• Work to complete:
Collect each line of the entries that holds the string "JSON".

• Data records:
━━━━━━━━━━━━━━━━
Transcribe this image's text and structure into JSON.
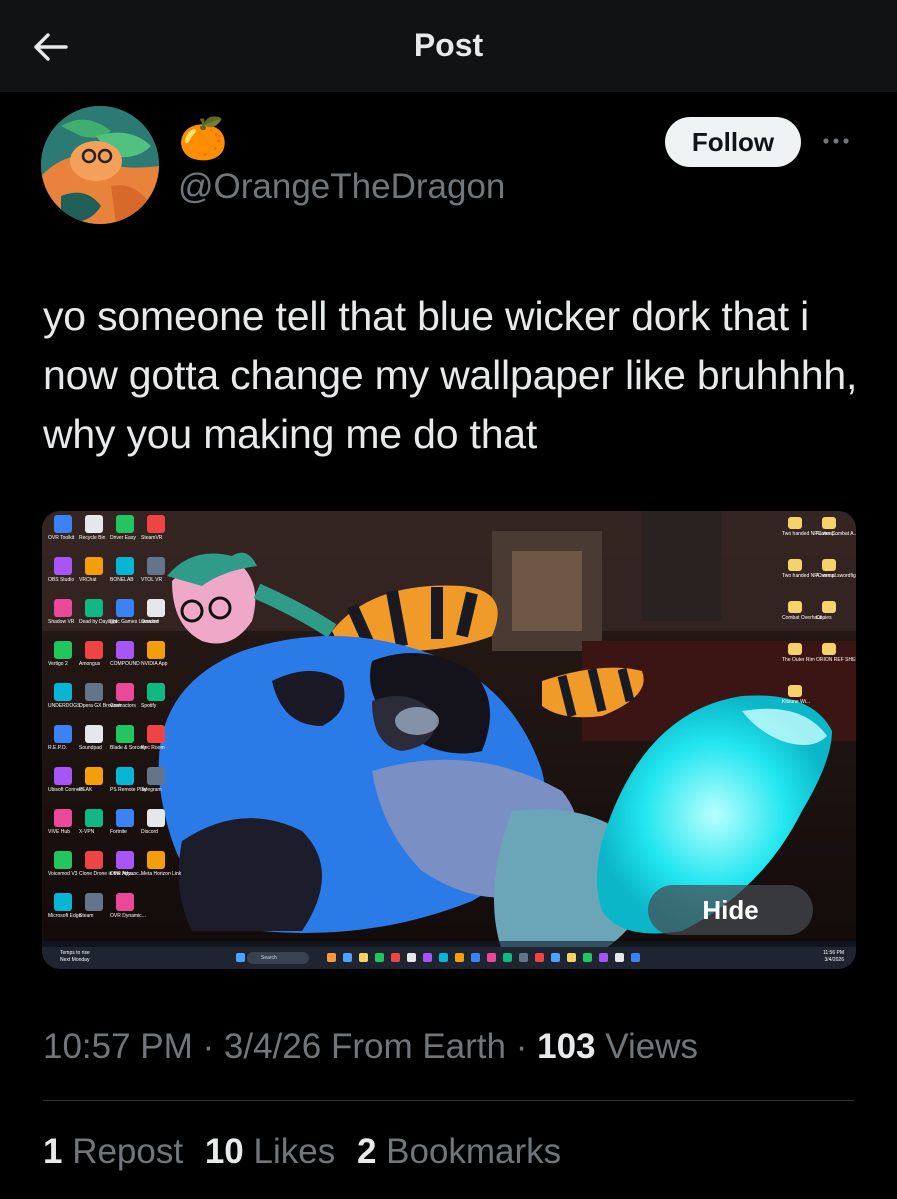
{
  "header": {
    "title": "Post",
    "back_icon": "arrow-left-icon"
  },
  "author": {
    "display_emoji": "🍊",
    "handle": "@OrangeTheDragon",
    "follow_label": "Follow",
    "more_icon": "more-horizontal-icon"
  },
  "post": {
    "text": "yo someone tell that blue wicker dork that i now gotta change my wallpaper like bruhhhh, why you making me do that",
    "media": {
      "hide_label": "Hide",
      "taskbar": {
        "search": "Search",
        "weather_line1": "Temps to rise",
        "weather_line2": "Next Monday",
        "clock_time": "11:56 PM",
        "clock_date": "3/4/2026"
      },
      "desktop_icons_left": [
        [
          "OVR Toolkit",
          "Recycle Bin",
          "Driver Easy",
          "SteamVR"
        ],
        [
          "OBS Studio",
          "VRChat",
          "BONELAB",
          "VTOL VR"
        ],
        [
          "Shadow VR",
          "Dead by Daylight",
          "Epic Games Launcher",
          "Onward"
        ],
        [
          "Vertigo 2",
          "Amongus",
          "COMPOUND",
          "NVIDIA App"
        ],
        [
          "UNDERDOGS",
          "Opera GX Browser",
          "Contractors",
          "Spotify"
        ],
        [
          "R.E.P.O.",
          "Soundpad",
          "Blade & Sorcery",
          "Rec Room"
        ],
        [
          "Ubisoft Connect",
          "PEAK",
          "PS Remote Play",
          "Telegram"
        ],
        [
          "VIVE Hub",
          "X-VPN",
          "Fortnite",
          "Discord"
        ],
        [
          "Voicemod V3",
          "Clone Drone in the Hyp...",
          "OVR Advanc...",
          "Meta Horizon Link"
        ],
        [
          "Microsoft Edge",
          "Steam",
          "OVR Dynamic...",
          ""
        ]
      ],
      "desktop_icons_right": [
        [
          "Two handed NPC weap...",
          "Faster Combat A..."
        ],
        [
          "Two handed NPC weap...",
          "A normal swordfight"
        ],
        [
          "Combat Overhauli...",
          "Copies"
        ],
        [
          "The Outer Rim",
          "ORION REF SHEET"
        ],
        [
          "Kitsune Wi...",
          ""
        ]
      ]
    }
  },
  "meta": {
    "time": "10:57 PM",
    "sep1": " · ",
    "date": "3/4/26",
    "source": " From Earth",
    "sep2": " · ",
    "views_count": "103",
    "views_label": " Views"
  },
  "stats": {
    "reposts_count": "1",
    "reposts_label": " Repost",
    "likes_count": "10",
    "likes_label": " Likes",
    "bookmarks_count": "2",
    "bookmarks_label": " Bookmarks"
  }
}
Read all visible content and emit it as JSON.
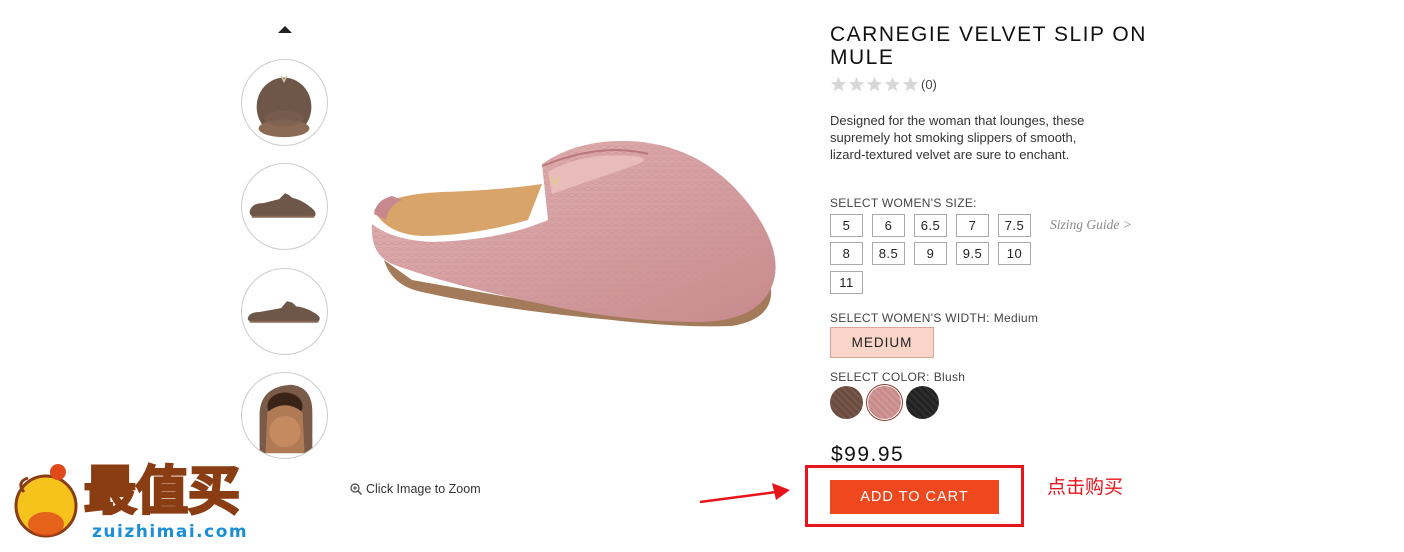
{
  "product": {
    "title": "CARNEGIE VELVET SLIP ON MULE",
    "rating_count": "(0)",
    "rating_stars": 0,
    "description": "Designed for the woman that lounges, these supremely hot smoking slippers of smooth, lizard-textured velvet are sure to enchant.",
    "price": "$99.95"
  },
  "gallery": {
    "zoom_hint": "Click Image to Zoom",
    "thumbnails": [
      "top view",
      "side view",
      "side view flat",
      "back view"
    ]
  },
  "size": {
    "label": "SELECT WOMEN'S SIZE:",
    "options": [
      "5",
      "6",
      "6.5",
      "7",
      "7.5",
      "8",
      "8.5",
      "9",
      "9.5",
      "10",
      "11"
    ],
    "sizing_guide": "Sizing Guide >"
  },
  "width": {
    "label": "SELECT WOMEN'S WIDTH:",
    "value": "Medium",
    "option": "MEDIUM"
  },
  "color": {
    "label": "SELECT COLOR:",
    "value": "Blush",
    "swatches": [
      {
        "name": "brown-swatch",
        "hex": "#6b4b3e"
      },
      {
        "name": "blush-swatch",
        "hex": "#c98a8a"
      },
      {
        "name": "black-swatch",
        "hex": "#222222"
      }
    ]
  },
  "cart": {
    "button_label": "ADD TO CART",
    "annotation": "点击购买"
  },
  "watermark": {
    "logo_text": "最值买",
    "domain": "zuizhimai.com"
  },
  "colors": {
    "accent": "#f0481e",
    "annotation_red": "#e8141b",
    "width_selected_bg": "#f9d4c8"
  }
}
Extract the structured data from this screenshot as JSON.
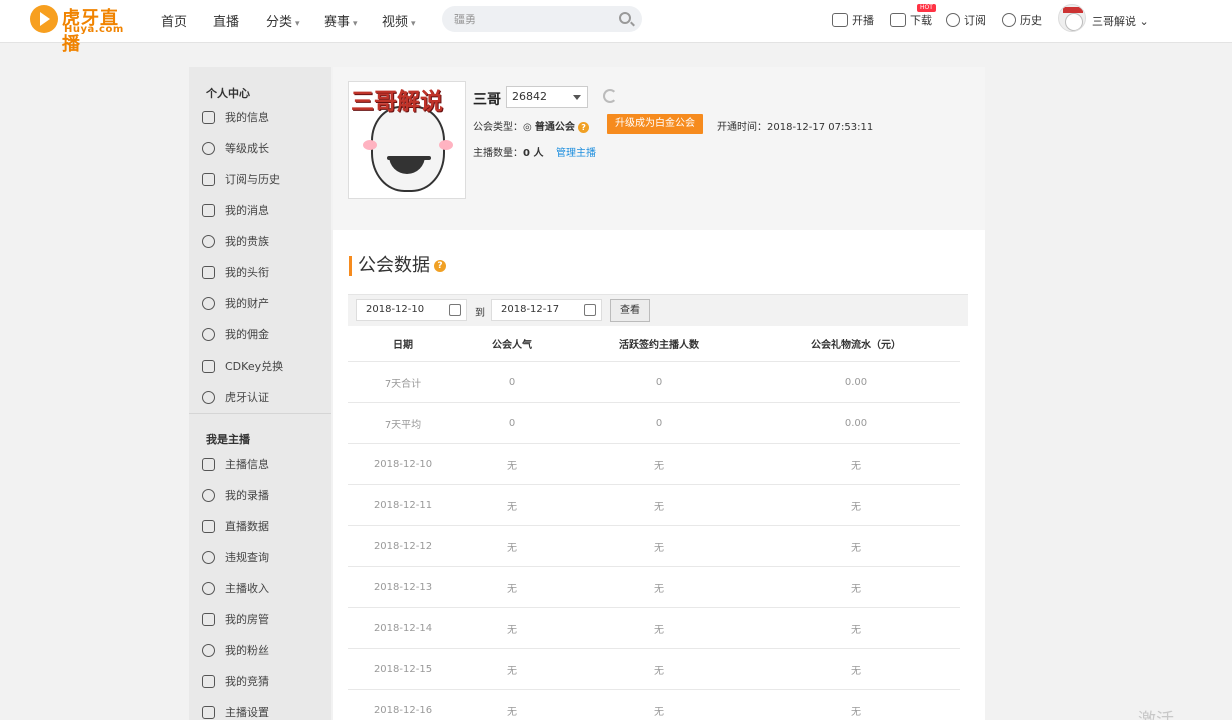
{
  "header": {
    "logo_text": "虎牙直播",
    "logo_sub": "Huya.com",
    "nav": [
      {
        "label": "首页"
      },
      {
        "label": "直播"
      },
      {
        "label": "分类",
        "has_dropdown": true
      },
      {
        "label": "赛事",
        "has_dropdown": true
      },
      {
        "label": "视频",
        "has_dropdown": true
      }
    ],
    "search_value": "疆勇",
    "actions": [
      {
        "label": "开播",
        "icon": "camera-icon"
      },
      {
        "label": "下载",
        "icon": "download-icon",
        "badge": "HOT"
      },
      {
        "label": "订阅",
        "icon": "heart-icon"
      },
      {
        "label": "历史",
        "icon": "clock-icon"
      }
    ],
    "user_name": "三哥解说"
  },
  "sidebar": {
    "section1_title": "个人中心",
    "section1_items": [
      {
        "label": "我的信息",
        "icon": "home-icon"
      },
      {
        "label": "等级成长",
        "icon": "medal-icon"
      },
      {
        "label": "订阅与历史",
        "icon": "bookmark-icon"
      },
      {
        "label": "我的消息",
        "icon": "message-icon"
      },
      {
        "label": "我的贵族",
        "icon": "target-icon"
      },
      {
        "label": "我的头衔",
        "icon": "crown-icon"
      },
      {
        "label": "我的财产",
        "icon": "wallet-icon"
      },
      {
        "label": "我的佣金",
        "icon": "coin-icon"
      },
      {
        "label": "CDKey兑换",
        "icon": "shuffle-icon"
      },
      {
        "label": "虎牙认证",
        "icon": "shield-icon"
      }
    ],
    "section2_title": "我是主播",
    "section2_items": [
      {
        "label": "主播信息",
        "icon": "id-card-icon"
      },
      {
        "label": "我的录播",
        "icon": "play-icon"
      },
      {
        "label": "直播数据",
        "icon": "chart-icon"
      },
      {
        "label": "违规查询",
        "icon": "info-icon"
      },
      {
        "label": "主播收入",
        "icon": "income-icon"
      },
      {
        "label": "我的房管",
        "icon": "house-icon"
      },
      {
        "label": "我的粉丝",
        "icon": "fans-icon"
      },
      {
        "label": "我的竞猜",
        "icon": "dice-icon"
      },
      {
        "label": "主播设置",
        "icon": "settings-icon"
      }
    ]
  },
  "profile": {
    "avatar_title": "三哥解说",
    "name": "三哥",
    "guild_id": "26842",
    "guild_type_label": "公会类型：",
    "guild_type_value": "普通公会",
    "upgrade_button": "升级成为白金公会",
    "open_time_label": "开通时间：",
    "open_time_value": "2018-12-17 07:53:11",
    "streamer_count_label": "主播数量：",
    "streamer_count_value": "0 人",
    "manage_link": "管理主播"
  },
  "data_section": {
    "title": "公会数据",
    "start_date": "2018-12-10",
    "to_label": "到",
    "end_date": "2018-12-17",
    "query_button": "查看"
  },
  "table": {
    "columns": [
      "日期",
      "公会人气",
      "活跃签约主播人数",
      "公会礼物流水（元）"
    ],
    "rows": [
      [
        "7天合计",
        "0",
        "0",
        "0.00"
      ],
      [
        "7天平均",
        "0",
        "0",
        "0.00"
      ],
      [
        "2018-12-10",
        "无",
        "无",
        "无"
      ],
      [
        "2018-12-11",
        "无",
        "无",
        "无"
      ],
      [
        "2018-12-12",
        "无",
        "无",
        "无"
      ],
      [
        "2018-12-13",
        "无",
        "无",
        "无"
      ],
      [
        "2018-12-14",
        "无",
        "无",
        "无"
      ],
      [
        "2018-12-15",
        "无",
        "无",
        "无"
      ],
      [
        "2018-12-16",
        "无",
        "无",
        "无"
      ]
    ]
  },
  "watermark": "激活 Windo",
  "colors": {
    "accent": "#f68b1e",
    "link": "#1f8fde",
    "sidebar_bg": "#e9e9e9",
    "page_bg": "#f2f2f2"
  }
}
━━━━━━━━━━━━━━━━
• Written response:
Transcribe this image's text and structure into JSON.
Read all visible content and emit it as JSON.
Extract the structured data from this screenshot as JSON.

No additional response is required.